* [TASK BRIEF]:
Tally the lines of the records below that include the word "production", and write down only that tally.

---

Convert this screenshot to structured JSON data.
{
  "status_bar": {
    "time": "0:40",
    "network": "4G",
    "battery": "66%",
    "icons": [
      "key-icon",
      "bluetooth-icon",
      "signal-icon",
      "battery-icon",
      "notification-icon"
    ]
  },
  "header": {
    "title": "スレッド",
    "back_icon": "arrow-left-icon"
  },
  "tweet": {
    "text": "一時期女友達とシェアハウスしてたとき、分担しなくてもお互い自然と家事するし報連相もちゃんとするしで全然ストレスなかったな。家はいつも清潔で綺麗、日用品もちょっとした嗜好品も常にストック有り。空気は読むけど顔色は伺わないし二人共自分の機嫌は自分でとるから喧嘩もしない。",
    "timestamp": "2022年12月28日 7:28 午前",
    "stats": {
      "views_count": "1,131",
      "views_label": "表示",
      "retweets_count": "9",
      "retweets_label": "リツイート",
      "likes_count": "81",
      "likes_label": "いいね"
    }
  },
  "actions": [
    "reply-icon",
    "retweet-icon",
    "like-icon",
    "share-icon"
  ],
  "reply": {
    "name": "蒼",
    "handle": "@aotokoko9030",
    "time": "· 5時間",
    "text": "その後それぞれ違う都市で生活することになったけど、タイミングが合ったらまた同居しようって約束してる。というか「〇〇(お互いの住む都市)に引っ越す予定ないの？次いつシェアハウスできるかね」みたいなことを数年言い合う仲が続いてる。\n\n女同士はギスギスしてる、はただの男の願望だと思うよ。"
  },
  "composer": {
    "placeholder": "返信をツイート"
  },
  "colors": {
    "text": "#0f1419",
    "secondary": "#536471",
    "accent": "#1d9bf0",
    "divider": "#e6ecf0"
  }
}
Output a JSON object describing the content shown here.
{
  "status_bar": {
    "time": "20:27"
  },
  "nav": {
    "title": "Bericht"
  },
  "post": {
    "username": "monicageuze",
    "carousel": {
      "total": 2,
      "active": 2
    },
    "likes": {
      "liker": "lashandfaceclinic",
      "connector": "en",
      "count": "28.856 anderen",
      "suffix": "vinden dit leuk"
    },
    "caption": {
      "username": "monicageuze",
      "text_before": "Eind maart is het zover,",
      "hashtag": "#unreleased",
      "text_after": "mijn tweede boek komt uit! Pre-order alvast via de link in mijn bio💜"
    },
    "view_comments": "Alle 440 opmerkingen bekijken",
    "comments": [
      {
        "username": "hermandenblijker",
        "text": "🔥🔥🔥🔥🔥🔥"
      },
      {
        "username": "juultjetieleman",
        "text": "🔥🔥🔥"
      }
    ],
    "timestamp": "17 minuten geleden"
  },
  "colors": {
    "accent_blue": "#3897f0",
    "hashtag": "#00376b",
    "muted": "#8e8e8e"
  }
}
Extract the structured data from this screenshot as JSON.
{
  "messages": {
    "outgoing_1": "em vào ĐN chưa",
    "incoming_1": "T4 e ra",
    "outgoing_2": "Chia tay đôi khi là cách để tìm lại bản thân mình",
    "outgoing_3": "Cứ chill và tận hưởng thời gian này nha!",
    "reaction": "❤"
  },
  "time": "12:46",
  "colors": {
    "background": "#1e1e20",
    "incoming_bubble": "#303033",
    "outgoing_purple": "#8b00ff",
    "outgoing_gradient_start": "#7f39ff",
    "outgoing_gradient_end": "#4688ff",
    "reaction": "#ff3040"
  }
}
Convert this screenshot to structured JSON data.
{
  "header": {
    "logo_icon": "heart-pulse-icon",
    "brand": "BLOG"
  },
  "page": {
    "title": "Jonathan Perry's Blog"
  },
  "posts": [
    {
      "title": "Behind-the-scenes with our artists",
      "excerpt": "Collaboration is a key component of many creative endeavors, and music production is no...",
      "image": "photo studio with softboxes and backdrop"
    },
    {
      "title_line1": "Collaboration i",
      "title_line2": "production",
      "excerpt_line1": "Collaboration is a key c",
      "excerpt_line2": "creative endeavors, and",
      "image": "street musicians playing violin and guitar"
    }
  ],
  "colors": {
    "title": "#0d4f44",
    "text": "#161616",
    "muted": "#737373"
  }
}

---

* [ANSWER SECTION]:
2